* Task item *
I'd like the entries repeated exactly, without their pictures.

* Information supplied *
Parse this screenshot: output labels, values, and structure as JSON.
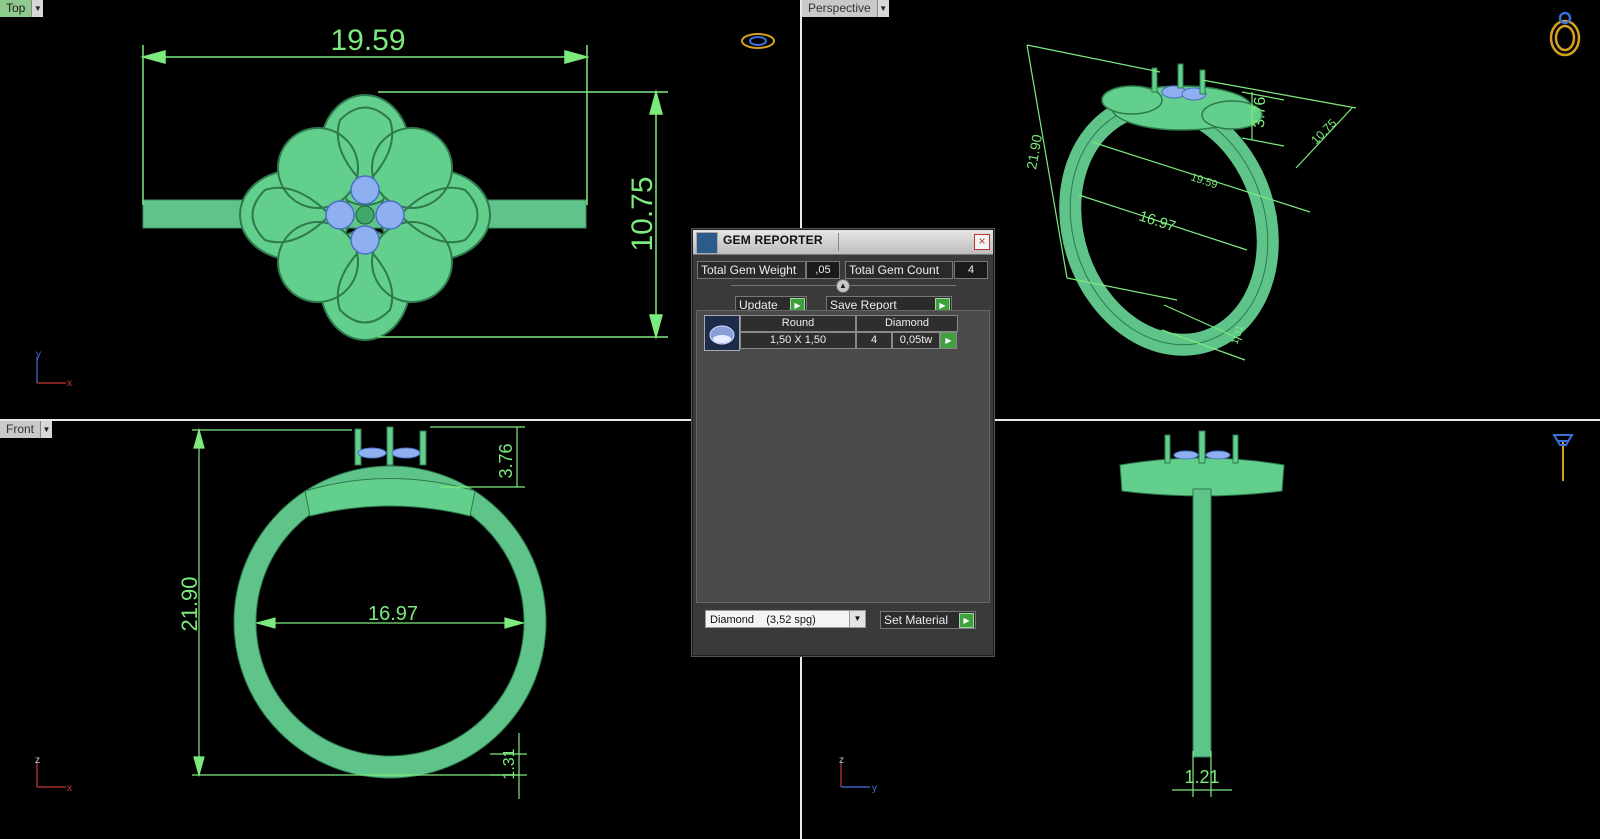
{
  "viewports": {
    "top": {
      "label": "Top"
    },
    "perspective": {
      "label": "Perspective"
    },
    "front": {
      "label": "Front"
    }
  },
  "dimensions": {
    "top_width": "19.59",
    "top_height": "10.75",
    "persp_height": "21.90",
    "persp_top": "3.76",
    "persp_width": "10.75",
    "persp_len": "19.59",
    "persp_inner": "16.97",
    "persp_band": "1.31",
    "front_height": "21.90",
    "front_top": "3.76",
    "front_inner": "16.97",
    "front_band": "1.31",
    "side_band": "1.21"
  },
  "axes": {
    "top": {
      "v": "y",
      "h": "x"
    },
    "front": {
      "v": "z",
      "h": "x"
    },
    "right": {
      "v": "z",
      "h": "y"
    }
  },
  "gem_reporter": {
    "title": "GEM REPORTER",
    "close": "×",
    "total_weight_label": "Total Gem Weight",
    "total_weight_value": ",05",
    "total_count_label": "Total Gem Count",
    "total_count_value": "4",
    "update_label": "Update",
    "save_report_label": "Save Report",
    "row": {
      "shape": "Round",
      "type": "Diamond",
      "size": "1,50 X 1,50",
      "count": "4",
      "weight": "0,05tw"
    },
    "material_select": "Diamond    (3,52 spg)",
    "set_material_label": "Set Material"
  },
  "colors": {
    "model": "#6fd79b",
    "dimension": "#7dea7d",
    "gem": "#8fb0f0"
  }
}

* Task result *
Parse this screenshot: output labels, values, and structure as JSON.
{
  "viewports": {
    "top": {
      "label": "Top"
    },
    "perspective": {
      "label": "Perspective"
    },
    "front": {
      "label": "Front"
    }
  },
  "dimensions": {
    "top_width": "19.59",
    "top_height": "10.75",
    "persp_height": "21.90",
    "persp_top": "3.76",
    "persp_width": "10.75",
    "persp_len": "19.59",
    "persp_inner": "16.97",
    "persp_band": "1.31",
    "front_height": "21.90",
    "front_top": "3.76",
    "front_inner": "16.97",
    "front_band": "1.31",
    "side_band": "1.21"
  },
  "axes": {
    "top": {
      "v": "y",
      "h": "x"
    },
    "front": {
      "v": "z",
      "h": "x"
    },
    "right": {
      "v": "z",
      "h": "y"
    }
  },
  "gem_reporter": {
    "title": "GEM REPORTER",
    "close": "×",
    "total_weight_label": "Total Gem Weight",
    "total_weight_value": ",05",
    "total_count_label": "Total Gem Count",
    "total_count_value": "4",
    "update_label": "Update",
    "save_report_label": "Save Report",
    "row": {
      "shape": "Round",
      "type": "Diamond",
      "size": "1,50 X 1,50",
      "count": "4",
      "weight": "0,05tw"
    },
    "material_select": "Diamond    (3,52 spg)",
    "set_material_label": "Set Material"
  },
  "colors": {
    "model": "#6fd79b",
    "dimension": "#7dea7d",
    "gem": "#8fb0f0"
  }
}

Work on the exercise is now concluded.